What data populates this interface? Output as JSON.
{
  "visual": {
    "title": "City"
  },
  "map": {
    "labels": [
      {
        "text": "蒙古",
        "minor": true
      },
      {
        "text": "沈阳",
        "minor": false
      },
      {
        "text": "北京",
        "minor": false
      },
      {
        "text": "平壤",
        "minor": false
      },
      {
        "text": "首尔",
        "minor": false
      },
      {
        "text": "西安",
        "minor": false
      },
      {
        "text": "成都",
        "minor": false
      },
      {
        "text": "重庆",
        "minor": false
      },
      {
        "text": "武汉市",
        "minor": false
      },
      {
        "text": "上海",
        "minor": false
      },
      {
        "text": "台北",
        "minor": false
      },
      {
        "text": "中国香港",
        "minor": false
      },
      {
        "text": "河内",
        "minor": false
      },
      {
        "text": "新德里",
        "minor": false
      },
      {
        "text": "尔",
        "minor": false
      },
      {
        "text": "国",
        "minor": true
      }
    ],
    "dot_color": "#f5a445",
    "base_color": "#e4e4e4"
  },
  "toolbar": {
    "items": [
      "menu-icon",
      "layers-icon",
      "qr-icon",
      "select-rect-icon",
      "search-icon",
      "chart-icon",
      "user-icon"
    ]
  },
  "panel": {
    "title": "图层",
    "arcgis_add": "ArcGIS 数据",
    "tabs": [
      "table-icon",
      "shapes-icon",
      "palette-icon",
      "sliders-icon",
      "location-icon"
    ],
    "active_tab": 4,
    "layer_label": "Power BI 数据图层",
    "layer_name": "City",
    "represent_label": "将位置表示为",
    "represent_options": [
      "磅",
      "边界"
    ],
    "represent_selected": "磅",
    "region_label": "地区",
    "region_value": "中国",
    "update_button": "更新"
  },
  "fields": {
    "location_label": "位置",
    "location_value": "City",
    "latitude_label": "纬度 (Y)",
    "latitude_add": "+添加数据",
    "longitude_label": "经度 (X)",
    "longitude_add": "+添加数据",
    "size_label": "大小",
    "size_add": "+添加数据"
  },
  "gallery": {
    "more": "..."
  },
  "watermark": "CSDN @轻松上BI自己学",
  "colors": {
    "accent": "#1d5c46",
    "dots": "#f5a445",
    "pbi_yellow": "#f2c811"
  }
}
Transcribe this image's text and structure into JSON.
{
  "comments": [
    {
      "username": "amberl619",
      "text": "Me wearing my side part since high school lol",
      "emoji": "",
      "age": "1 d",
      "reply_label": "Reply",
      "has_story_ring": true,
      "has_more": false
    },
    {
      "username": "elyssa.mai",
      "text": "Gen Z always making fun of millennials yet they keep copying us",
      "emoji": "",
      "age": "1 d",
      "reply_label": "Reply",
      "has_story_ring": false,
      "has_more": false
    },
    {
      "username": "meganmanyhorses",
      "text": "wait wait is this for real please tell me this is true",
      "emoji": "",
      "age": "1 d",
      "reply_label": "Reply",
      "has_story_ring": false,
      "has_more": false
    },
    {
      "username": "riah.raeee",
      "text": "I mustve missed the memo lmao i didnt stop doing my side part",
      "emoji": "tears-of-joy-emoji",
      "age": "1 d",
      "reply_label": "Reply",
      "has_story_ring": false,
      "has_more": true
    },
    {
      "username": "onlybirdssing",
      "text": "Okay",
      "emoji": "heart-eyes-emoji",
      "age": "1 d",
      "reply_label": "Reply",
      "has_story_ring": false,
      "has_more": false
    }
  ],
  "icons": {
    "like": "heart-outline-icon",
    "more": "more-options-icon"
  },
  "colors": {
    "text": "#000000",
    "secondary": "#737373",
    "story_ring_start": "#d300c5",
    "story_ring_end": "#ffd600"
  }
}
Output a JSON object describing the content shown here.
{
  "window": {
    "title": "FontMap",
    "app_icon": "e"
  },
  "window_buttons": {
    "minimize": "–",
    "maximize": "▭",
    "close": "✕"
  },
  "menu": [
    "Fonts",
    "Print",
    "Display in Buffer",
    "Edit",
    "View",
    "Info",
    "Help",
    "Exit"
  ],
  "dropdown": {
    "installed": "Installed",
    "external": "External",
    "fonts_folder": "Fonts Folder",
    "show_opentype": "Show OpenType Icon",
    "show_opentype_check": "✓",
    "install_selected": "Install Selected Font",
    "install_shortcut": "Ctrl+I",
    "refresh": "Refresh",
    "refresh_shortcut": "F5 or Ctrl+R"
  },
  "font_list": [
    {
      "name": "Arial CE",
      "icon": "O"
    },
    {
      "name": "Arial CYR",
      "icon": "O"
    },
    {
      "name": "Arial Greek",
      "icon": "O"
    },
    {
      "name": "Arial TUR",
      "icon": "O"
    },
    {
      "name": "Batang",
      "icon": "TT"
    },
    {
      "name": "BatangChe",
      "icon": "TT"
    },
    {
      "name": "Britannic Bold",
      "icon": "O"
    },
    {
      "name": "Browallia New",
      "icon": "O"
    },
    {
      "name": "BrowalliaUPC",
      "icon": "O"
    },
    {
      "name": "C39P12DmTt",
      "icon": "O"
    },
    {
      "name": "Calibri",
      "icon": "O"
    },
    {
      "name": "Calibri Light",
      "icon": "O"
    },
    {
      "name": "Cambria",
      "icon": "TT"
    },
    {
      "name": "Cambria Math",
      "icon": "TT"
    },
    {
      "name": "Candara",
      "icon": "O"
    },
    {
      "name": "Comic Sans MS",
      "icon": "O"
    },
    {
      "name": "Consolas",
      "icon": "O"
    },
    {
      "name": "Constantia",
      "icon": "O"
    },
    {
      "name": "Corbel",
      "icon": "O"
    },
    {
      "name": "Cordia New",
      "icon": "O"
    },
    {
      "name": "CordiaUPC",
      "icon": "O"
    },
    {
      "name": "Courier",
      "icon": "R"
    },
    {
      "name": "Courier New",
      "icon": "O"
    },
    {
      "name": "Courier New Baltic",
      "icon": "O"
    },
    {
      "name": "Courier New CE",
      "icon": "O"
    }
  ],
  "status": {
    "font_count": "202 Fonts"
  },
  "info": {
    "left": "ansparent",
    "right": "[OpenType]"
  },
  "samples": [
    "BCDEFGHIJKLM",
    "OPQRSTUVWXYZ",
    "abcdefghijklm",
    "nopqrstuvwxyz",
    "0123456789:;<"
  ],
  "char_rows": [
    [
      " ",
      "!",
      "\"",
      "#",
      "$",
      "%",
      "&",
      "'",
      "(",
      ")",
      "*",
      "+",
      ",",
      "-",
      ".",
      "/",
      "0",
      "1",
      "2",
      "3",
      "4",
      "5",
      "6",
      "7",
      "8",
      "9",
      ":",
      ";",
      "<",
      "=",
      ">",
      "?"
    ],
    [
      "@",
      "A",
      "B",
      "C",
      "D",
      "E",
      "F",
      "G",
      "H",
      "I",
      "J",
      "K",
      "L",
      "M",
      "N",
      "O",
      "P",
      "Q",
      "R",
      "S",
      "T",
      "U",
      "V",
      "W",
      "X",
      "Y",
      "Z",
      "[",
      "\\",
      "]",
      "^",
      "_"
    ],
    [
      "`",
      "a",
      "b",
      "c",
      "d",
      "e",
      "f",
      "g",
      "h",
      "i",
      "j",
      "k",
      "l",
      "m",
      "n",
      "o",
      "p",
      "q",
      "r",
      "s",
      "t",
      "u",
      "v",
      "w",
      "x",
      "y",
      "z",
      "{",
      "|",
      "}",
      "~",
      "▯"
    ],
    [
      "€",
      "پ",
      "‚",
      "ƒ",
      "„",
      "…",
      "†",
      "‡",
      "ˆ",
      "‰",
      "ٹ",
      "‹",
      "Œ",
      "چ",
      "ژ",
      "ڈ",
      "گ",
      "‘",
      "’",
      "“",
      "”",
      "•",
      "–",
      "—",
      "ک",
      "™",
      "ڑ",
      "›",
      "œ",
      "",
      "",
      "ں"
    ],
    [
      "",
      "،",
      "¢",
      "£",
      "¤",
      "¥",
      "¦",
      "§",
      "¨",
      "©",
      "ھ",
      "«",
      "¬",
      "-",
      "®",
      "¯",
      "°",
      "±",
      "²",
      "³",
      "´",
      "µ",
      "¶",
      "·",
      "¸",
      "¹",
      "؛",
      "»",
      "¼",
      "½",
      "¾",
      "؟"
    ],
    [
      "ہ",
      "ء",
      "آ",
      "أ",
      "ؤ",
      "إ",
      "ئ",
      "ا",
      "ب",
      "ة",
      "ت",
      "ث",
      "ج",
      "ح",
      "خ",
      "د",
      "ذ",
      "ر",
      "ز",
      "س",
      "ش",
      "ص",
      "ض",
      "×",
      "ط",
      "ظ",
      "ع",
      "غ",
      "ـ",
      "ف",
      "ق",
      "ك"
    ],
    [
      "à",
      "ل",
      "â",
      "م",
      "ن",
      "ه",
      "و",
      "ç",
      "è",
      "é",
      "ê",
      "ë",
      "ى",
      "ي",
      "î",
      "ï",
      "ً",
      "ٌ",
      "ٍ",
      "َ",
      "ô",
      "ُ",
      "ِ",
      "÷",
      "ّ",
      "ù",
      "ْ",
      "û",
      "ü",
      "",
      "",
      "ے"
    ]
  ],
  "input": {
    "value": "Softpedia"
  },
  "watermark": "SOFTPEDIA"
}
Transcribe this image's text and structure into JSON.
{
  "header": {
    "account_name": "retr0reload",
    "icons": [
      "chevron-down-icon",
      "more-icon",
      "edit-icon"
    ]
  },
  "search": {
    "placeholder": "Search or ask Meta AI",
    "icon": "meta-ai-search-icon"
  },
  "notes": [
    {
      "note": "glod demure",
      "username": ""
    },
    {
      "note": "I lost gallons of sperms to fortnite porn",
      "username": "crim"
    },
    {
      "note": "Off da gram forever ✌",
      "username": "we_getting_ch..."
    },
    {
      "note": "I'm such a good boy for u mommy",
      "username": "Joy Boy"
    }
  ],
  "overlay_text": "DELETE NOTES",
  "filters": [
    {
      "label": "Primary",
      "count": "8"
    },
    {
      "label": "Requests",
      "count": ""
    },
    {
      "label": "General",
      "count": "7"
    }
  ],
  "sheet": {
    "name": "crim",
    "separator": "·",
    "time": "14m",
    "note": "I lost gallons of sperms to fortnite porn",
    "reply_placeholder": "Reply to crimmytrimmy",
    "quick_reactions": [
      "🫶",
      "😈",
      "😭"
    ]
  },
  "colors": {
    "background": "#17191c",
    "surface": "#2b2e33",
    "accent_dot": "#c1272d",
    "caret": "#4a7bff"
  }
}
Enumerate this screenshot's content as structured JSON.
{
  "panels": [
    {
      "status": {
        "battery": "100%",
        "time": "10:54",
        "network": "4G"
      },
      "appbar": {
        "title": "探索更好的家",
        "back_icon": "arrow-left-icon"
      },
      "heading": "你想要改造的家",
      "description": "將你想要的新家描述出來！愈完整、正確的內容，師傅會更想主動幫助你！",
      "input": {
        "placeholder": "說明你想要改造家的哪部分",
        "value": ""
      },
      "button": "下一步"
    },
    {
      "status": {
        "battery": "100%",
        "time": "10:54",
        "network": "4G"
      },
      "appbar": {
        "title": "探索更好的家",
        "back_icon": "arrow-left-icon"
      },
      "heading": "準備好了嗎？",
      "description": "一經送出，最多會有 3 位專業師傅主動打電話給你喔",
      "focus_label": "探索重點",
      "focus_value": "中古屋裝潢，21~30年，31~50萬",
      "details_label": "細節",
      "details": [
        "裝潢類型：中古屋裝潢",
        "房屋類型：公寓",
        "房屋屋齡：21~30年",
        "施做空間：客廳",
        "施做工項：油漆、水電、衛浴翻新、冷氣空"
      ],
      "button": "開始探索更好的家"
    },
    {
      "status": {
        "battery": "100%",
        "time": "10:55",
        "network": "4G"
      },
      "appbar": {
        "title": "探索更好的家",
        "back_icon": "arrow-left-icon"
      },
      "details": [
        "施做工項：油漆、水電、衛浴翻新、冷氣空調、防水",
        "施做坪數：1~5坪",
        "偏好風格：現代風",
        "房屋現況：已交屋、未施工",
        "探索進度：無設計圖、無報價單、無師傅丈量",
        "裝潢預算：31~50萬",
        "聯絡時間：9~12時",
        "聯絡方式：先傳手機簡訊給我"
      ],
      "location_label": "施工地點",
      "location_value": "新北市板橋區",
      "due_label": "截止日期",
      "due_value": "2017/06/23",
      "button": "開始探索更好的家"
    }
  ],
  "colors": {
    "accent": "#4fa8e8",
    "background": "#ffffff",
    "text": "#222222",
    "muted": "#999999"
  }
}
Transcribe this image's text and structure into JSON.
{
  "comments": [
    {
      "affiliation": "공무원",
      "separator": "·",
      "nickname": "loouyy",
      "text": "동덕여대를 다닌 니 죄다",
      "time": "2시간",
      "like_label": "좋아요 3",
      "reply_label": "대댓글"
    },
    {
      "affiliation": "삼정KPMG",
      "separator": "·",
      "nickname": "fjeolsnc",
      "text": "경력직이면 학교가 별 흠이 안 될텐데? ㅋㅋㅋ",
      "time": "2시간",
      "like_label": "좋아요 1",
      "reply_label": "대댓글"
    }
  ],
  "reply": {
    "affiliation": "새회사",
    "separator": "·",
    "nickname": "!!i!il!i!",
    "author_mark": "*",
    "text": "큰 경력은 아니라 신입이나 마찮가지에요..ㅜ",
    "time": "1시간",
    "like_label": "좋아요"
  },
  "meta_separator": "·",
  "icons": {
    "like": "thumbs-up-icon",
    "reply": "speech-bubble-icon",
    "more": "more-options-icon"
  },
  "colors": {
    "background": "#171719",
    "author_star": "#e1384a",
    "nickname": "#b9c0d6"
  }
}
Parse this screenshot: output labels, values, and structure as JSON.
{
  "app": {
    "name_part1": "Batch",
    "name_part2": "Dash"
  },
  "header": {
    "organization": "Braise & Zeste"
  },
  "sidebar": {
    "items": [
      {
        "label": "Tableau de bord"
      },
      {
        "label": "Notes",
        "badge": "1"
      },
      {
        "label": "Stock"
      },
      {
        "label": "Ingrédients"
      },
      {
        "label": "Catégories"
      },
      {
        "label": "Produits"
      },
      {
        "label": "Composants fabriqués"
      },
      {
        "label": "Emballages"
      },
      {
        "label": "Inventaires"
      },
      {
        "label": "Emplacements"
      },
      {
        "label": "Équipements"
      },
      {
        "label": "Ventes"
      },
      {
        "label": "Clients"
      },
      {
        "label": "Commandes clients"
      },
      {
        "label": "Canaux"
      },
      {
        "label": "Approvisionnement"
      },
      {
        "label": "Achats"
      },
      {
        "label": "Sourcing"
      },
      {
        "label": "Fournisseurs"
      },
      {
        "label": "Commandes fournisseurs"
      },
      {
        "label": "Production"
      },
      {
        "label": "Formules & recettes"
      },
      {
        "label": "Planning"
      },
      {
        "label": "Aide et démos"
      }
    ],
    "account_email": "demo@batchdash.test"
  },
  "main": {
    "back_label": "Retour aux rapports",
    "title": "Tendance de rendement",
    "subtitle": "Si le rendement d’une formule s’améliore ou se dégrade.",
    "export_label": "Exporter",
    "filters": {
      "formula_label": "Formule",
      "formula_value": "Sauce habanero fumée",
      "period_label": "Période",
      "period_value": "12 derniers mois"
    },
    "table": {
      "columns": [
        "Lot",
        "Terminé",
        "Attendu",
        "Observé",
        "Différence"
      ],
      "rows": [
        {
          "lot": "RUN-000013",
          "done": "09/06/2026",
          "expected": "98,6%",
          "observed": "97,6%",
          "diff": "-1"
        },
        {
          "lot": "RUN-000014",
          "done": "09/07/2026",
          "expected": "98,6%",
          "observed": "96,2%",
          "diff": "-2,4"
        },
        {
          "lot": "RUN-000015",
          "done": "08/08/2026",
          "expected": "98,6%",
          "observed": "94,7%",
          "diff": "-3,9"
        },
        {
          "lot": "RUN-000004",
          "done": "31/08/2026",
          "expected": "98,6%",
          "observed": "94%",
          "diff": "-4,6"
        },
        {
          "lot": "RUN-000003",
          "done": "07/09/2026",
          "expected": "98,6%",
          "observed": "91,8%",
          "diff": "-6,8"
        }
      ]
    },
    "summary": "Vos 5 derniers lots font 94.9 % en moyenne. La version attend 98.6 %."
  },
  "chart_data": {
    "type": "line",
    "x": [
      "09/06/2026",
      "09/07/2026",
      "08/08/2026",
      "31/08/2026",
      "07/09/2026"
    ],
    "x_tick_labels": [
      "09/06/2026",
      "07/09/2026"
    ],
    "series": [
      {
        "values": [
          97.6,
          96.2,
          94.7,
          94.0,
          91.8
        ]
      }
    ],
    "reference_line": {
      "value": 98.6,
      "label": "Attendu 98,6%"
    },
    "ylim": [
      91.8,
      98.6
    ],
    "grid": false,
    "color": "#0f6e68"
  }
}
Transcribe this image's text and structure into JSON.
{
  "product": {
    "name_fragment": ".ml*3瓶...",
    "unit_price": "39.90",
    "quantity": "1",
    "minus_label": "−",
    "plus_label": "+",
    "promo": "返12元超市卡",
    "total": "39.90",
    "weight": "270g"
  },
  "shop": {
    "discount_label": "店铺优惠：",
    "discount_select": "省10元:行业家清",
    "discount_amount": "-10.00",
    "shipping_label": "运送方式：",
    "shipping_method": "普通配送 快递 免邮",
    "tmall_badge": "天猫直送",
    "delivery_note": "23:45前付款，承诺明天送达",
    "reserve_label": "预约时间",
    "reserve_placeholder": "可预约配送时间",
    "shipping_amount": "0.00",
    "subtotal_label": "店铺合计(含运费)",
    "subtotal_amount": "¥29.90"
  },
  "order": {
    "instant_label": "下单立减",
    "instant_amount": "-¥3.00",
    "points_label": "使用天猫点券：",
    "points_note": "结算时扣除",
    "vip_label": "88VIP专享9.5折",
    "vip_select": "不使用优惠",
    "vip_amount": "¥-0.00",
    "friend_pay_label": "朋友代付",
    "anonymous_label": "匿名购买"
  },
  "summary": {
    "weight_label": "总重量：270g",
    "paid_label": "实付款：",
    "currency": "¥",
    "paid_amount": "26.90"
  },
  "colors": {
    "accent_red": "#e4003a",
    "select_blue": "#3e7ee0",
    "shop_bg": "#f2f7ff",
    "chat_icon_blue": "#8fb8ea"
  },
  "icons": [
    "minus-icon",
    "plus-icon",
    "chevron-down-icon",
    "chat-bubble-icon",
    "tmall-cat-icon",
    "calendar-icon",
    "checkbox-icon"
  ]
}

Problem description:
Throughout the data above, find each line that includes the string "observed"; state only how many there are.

Output of the exercise:
5